A Kaslo organization has donated more than 500 books to local libraries promoting diversity and inclusion.
SLIDE (Support for Learning Inclusivity, Diversity and Empathy) was created in June 2020 to speak up against racism and injustice.
The group sought opportunities to find positive ways to make an impact in their own rural community and has since raised over $10,000 through community fundraising and grants. All of the money raised have been used to buy books for the local public and school libraries, and through partnerships with the BC Association of Community Response Network, SLIDE has been able to apply for additional grants.
“Initially, we reached out to the schools and public library and asked how best we could support them in our aim to raise awareness in our community,” SLIDE spokesperson Sarah Evans said in a news release.
Research has shown that exposure to diversity from early on can have an impact on how children learn to accept and develop empathy, she said.
“We decided that a way to do that was to increase the number of books that represent diverse characters from diverse authors, that are available to students from very early in their education.”
J.V. Humphries Elementary-Secondary and Jewett Elementary have both been added new books to their school libraries this fall, along with the Kaslo Public Library.
SLIDE’s focus has been to find books that represent diverse characters and are written by diverse authors. Diversities represented in the books SLIDE purchases include racial, sexual, gender, ability, family, economic, citizenship/immigration status, age, and neurodiversity. They also have made it their priority to purchase books from local, independent bookstores, with the majority of books coming from Otter Books in Nelson.
Another member of SLIDE, Delanie Smith, says her involvement with the group is personal. Her 15-year-old son is Black.
“It is incredibly isolating for him being such a minority in our community,” she says. “That’s part of my motivation for increasing access to diverse literature, even if it’s not diverse people. He feels alone a lot of the time.”
Smith says the group was formed in response to the global outcry over the murder of George Floyd and ongoing systemic racism.
“It feels like a lot of people want to be part of doing something,” she says. “It can feel like you’re a bit helpless in wanting to make a change.
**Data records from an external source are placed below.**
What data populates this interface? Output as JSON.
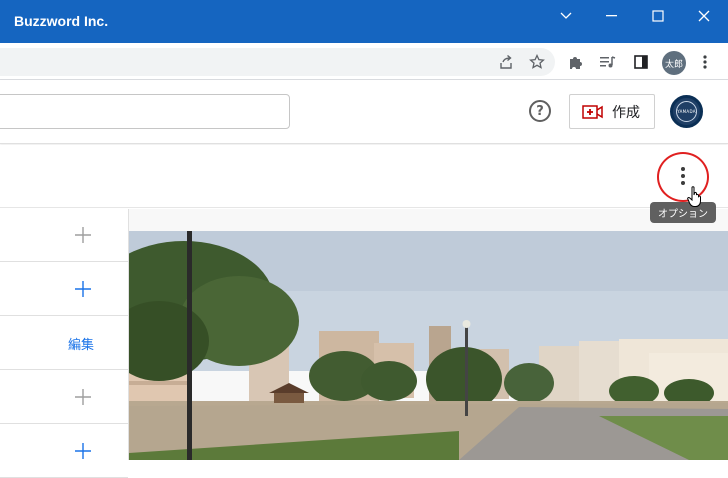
{
  "window": {
    "title": "Buzzword Inc.",
    "controls": [
      "chevron-down-icon",
      "minimize-icon",
      "maximize-icon",
      "close-icon"
    ]
  },
  "browser": {
    "toolbar_icons": [
      "share-icon",
      "star-icon",
      "extensions-icon",
      "media-icon",
      "side-panel-icon",
      "profile-avatar",
      "kebab-menu-icon"
    ],
    "profile_label": "太郎"
  },
  "header": {
    "search": {
      "value": "",
      "placeholder": ""
    },
    "help_icon": "question-circle-icon",
    "create_label": "作成",
    "create_icon": "video-add-icon",
    "avatar_text": "YAMADA"
  },
  "subheader": {
    "options_tooltip": "オプション",
    "options_icon": "vertical-dots-icon"
  },
  "sidebar": {
    "rows": [
      {
        "action": "plus",
        "color": "#9e9e9e"
      },
      {
        "action": "plus",
        "color": "#1a73e8"
      },
      {
        "action": "edit",
        "label": "編集",
        "color": "#1a73e8"
      },
      {
        "action": "plus",
        "color": "#9e9e9e"
      },
      {
        "action": "plus",
        "color": "#1a73e8"
      }
    ]
  },
  "colors": {
    "titlebar": "#1565c0",
    "accent": "#1a73e8",
    "highlight": "#e02020"
  }
}
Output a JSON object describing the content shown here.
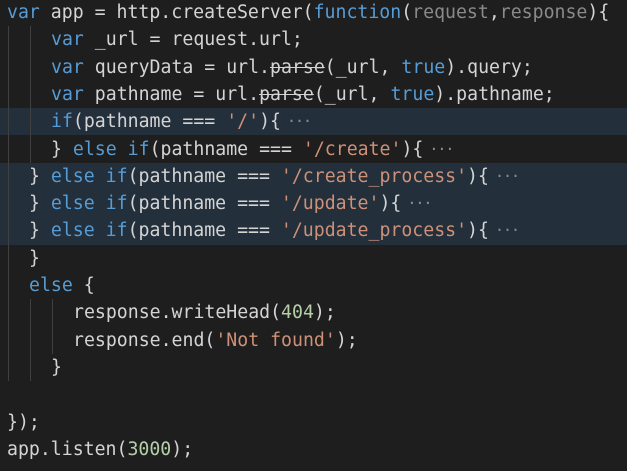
{
  "editor": {
    "lines": [
      {
        "indent": 0,
        "highlight": false,
        "folded": false,
        "tokens": [
          {
            "t": "var",
            "c": "kw"
          },
          {
            "t": " app = http.createServer(",
            "c": "plain"
          },
          {
            "t": "function",
            "c": "kw"
          },
          {
            "t": "(",
            "c": "plain"
          },
          {
            "t": "request",
            "c": "param"
          },
          {
            "t": ",",
            "c": "plain"
          },
          {
            "t": "response",
            "c": "param"
          },
          {
            "t": "){",
            "c": "plain"
          }
        ]
      },
      {
        "indent": 2,
        "highlight": false,
        "folded": false,
        "tokens": [
          {
            "t": "var",
            "c": "kw"
          },
          {
            "t": " _url = request.url;",
            "c": "plain"
          }
        ]
      },
      {
        "indent": 2,
        "highlight": false,
        "folded": false,
        "tokens": [
          {
            "t": "var",
            "c": "kw"
          },
          {
            "t": " queryData = url.",
            "c": "plain"
          },
          {
            "t": "parse",
            "c": "plain strike"
          },
          {
            "t": "(_url, ",
            "c": "plain"
          },
          {
            "t": "true",
            "c": "kw"
          },
          {
            "t": ").query;",
            "c": "plain"
          }
        ]
      },
      {
        "indent": 2,
        "highlight": false,
        "folded": false,
        "tokens": [
          {
            "t": "var",
            "c": "kw"
          },
          {
            "t": " pathname = url.",
            "c": "plain"
          },
          {
            "t": "parse",
            "c": "plain strike"
          },
          {
            "t": "(_url, ",
            "c": "plain"
          },
          {
            "t": "true",
            "c": "kw"
          },
          {
            "t": ").pathname;",
            "c": "plain"
          }
        ]
      },
      {
        "indent": 2,
        "highlight": true,
        "folded": true,
        "tokens": [
          {
            "t": "if",
            "c": "kw"
          },
          {
            "t": "(pathname === ",
            "c": "plain"
          },
          {
            "t": "'/'",
            "c": "str"
          },
          {
            "t": "){",
            "c": "plain"
          }
        ]
      },
      {
        "indent": 2,
        "highlight": false,
        "folded": true,
        "tokens": [
          {
            "t": "} ",
            "c": "plain"
          },
          {
            "t": "else",
            "c": "kw"
          },
          {
            "t": " ",
            "c": "plain"
          },
          {
            "t": "if",
            "c": "kw"
          },
          {
            "t": "(pathname === ",
            "c": "plain"
          },
          {
            "t": "'/create'",
            "c": "str"
          },
          {
            "t": "){",
            "c": "plain"
          }
        ]
      },
      {
        "indent": 1,
        "highlight": true,
        "folded": true,
        "tokens": [
          {
            "t": "} ",
            "c": "plain"
          },
          {
            "t": "else",
            "c": "kw"
          },
          {
            "t": " ",
            "c": "plain"
          },
          {
            "t": "if",
            "c": "kw"
          },
          {
            "t": "(pathname === ",
            "c": "plain"
          },
          {
            "t": "'/create_process'",
            "c": "str"
          },
          {
            "t": "){",
            "c": "plain"
          }
        ]
      },
      {
        "indent": 1,
        "highlight": true,
        "folded": true,
        "tokens": [
          {
            "t": "} ",
            "c": "plain"
          },
          {
            "t": "else",
            "c": "kw"
          },
          {
            "t": " ",
            "c": "plain"
          },
          {
            "t": "if",
            "c": "kw"
          },
          {
            "t": "(pathname === ",
            "c": "plain"
          },
          {
            "t": "'/update'",
            "c": "str"
          },
          {
            "t": "){",
            "c": "plain"
          }
        ]
      },
      {
        "indent": 1,
        "highlight": true,
        "folded": true,
        "tokens": [
          {
            "t": "} ",
            "c": "plain"
          },
          {
            "t": "else",
            "c": "kw"
          },
          {
            "t": " ",
            "c": "plain"
          },
          {
            "t": "if",
            "c": "kw"
          },
          {
            "t": "(pathname === ",
            "c": "plain"
          },
          {
            "t": "'/update_process'",
            "c": "str"
          },
          {
            "t": "){",
            "c": "plain"
          }
        ]
      },
      {
        "indent": 1,
        "highlight": false,
        "folded": false,
        "tokens": [
          {
            "t": "}",
            "c": "plain"
          }
        ]
      },
      {
        "indent": 1,
        "highlight": false,
        "folded": false,
        "tokens": [
          {
            "t": "else",
            "c": "kw"
          },
          {
            "t": " {",
            "c": "plain"
          }
        ]
      },
      {
        "indent": 3,
        "highlight": false,
        "folded": false,
        "tokens": [
          {
            "t": "response.writeHead(",
            "c": "plain"
          },
          {
            "t": "404",
            "c": "num"
          },
          {
            "t": ");",
            "c": "plain"
          }
        ]
      },
      {
        "indent": 3,
        "highlight": false,
        "folded": false,
        "tokens": [
          {
            "t": "response.end(",
            "c": "plain"
          },
          {
            "t": "'Not found'",
            "c": "str"
          },
          {
            "t": ");",
            "c": "plain"
          }
        ]
      },
      {
        "indent": 2,
        "highlight": false,
        "folded": false,
        "tokens": [
          {
            "t": "}",
            "c": "plain"
          }
        ]
      },
      {
        "indent": 0,
        "highlight": false,
        "folded": false,
        "tokens": []
      },
      {
        "indent": 0,
        "highlight": false,
        "folded": false,
        "tokens": [
          {
            "t": "});",
            "c": "plain"
          }
        ]
      },
      {
        "indent": 0,
        "highlight": false,
        "folded": false,
        "tokens": [
          {
            "t": "app.listen(",
            "c": "plain"
          },
          {
            "t": "3000",
            "c": "num"
          },
          {
            "t": ");",
            "c": "plain"
          }
        ]
      }
    ],
    "fold_marker": "···",
    "fold_icon": "ellipsis-icon",
    "colors": {
      "background": "#1e1e1e",
      "highlight": "#232f3b",
      "keyword": "#569cd6",
      "plain": "#d4d4d4",
      "parameter": "#8a8a8a",
      "string": "#ce9178",
      "number": "#b5cea8",
      "indent_guide": "#404040"
    }
  }
}
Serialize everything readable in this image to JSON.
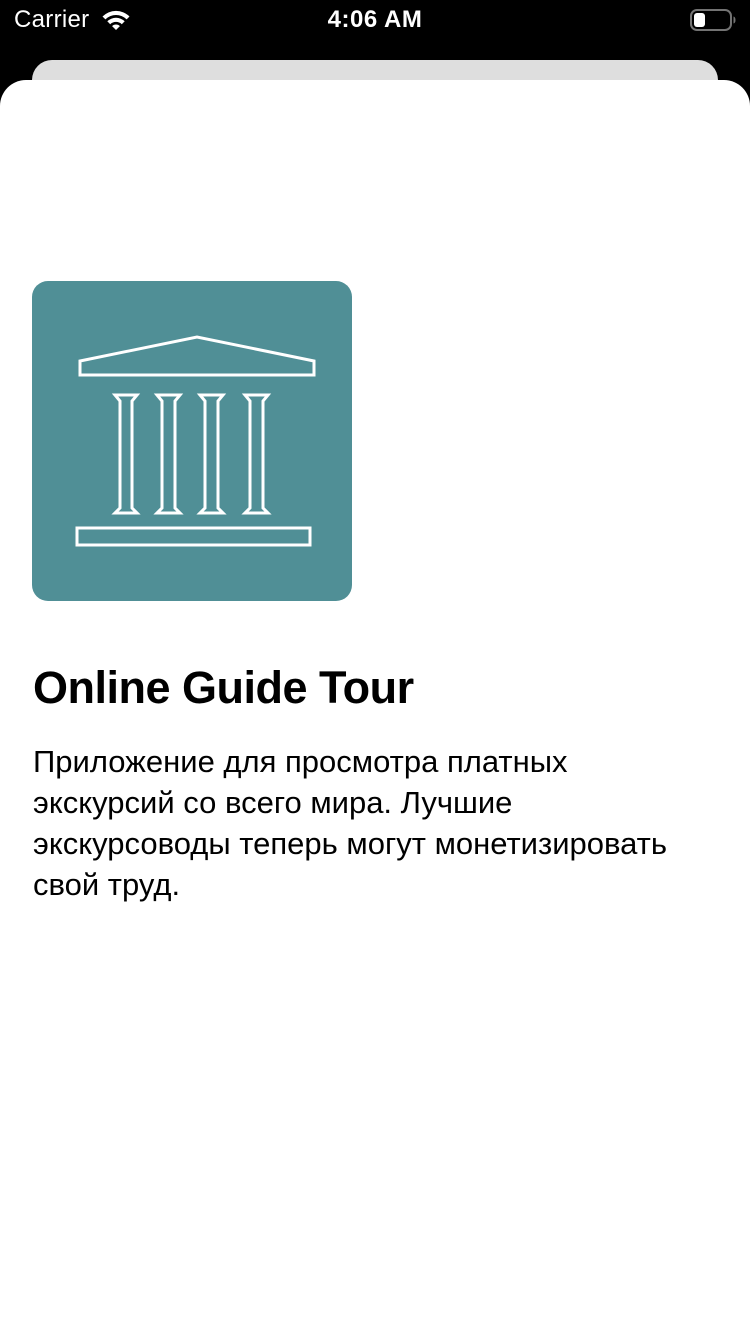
{
  "status_bar": {
    "carrier": "Carrier",
    "time": "4:06 AM",
    "wifi_icon": "wifi-icon",
    "battery_icon": "battery-icon"
  },
  "app": {
    "icon": "museum-columns-icon",
    "icon_color": "#508f96",
    "title": "Online Guide Tour",
    "description": "Приложение для просмотра платных экскурсий со всего мира. Лучшие экскурсоводы теперь могут монетизировать свой труд."
  }
}
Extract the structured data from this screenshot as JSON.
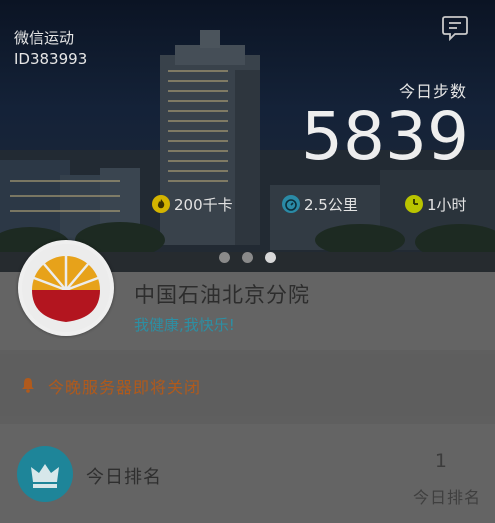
{
  "header": {
    "app_name": "微信运动",
    "user_id": "ID383993",
    "message_icon": "chat-bubble-icon"
  },
  "steps": {
    "label": "今日步数",
    "value": "5839"
  },
  "stats": [
    {
      "icon": "flame-icon",
      "label": "200千卡",
      "color": "#d4b400"
    },
    {
      "icon": "stopwatch-icon",
      "label": "2.5公里",
      "color": "#2a8aa6"
    },
    {
      "icon": "clock-icon",
      "label": "1小时",
      "color": "#b9c400"
    }
  ],
  "carousel": {
    "count": 3,
    "active_index": 2
  },
  "profile": {
    "org_name": "中国石油北京分院",
    "slogan": "我健康,我快乐!",
    "logo_icon": "petrochina-logo-icon"
  },
  "notice": {
    "icon": "bell-icon",
    "text": "今晚服务器即将关闭",
    "color": "#b05a1c"
  },
  "ranking": {
    "icon": "crown-icon",
    "title": "今日排名",
    "rank_value": "1",
    "rank_label": "今日排名"
  }
}
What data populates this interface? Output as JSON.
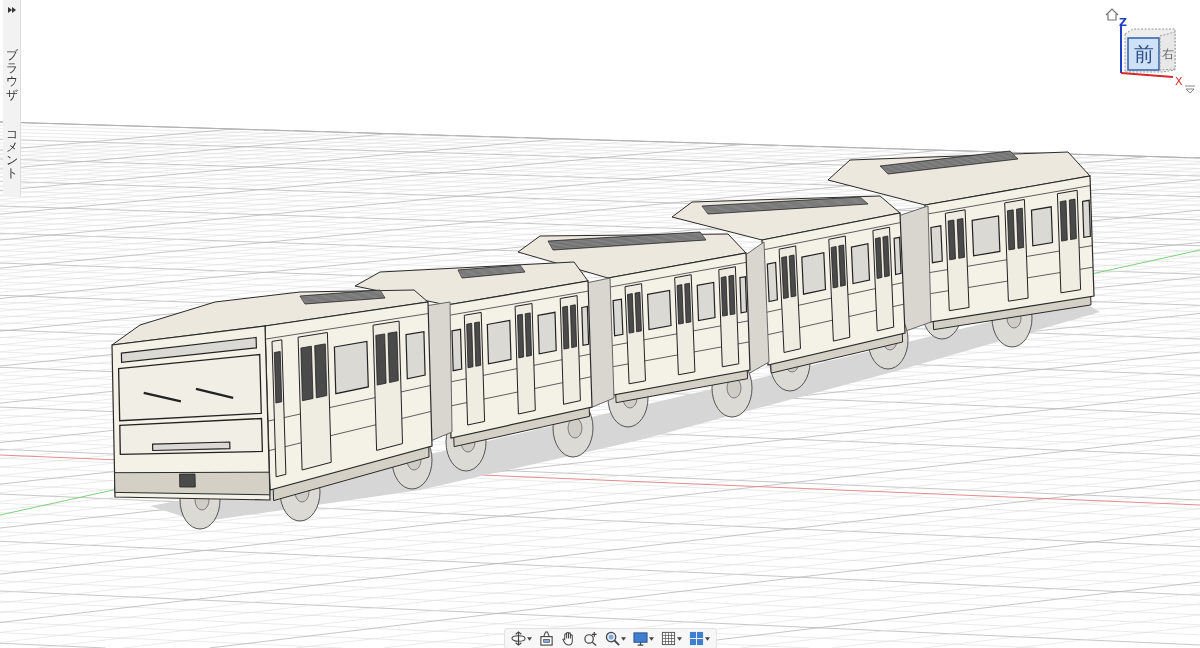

This felt like a tangible way to do something for us and people feel like they can do something, even if it’s just a tiny bit of difference by donating to our organization.”
Smith said they received grants from the Community Response Network, Hospital Auxiliary Society of Kaslo, Kootenay Savings, and Community Fund of North Kootenay Lake, in addition to their own fundraising.
The success of the initiative has generated another collaboration with the community’s Holiday Hamper program, organized through the North Kootenay Community Services Food Hub. SLIDE is seeking ongoing donations this month to be able to include a book for each child in the hampers. The recommended amount is $18, and donations can be made directly through e-transfer to [email protected].
J.V. Humphries students have a long history of fundraising themselves for the annual Holiday Hampers, principal Victoria McAllister said. This year marks the 30th year that students have set up a table in the downtown to collect donations. Last year they raised $5,000 for the community and this year’s organizing group, Student Parliament, hopes to beat that record. In addition, J.V. Humphries’ food class students will make a variety of pastries to add to the hampers.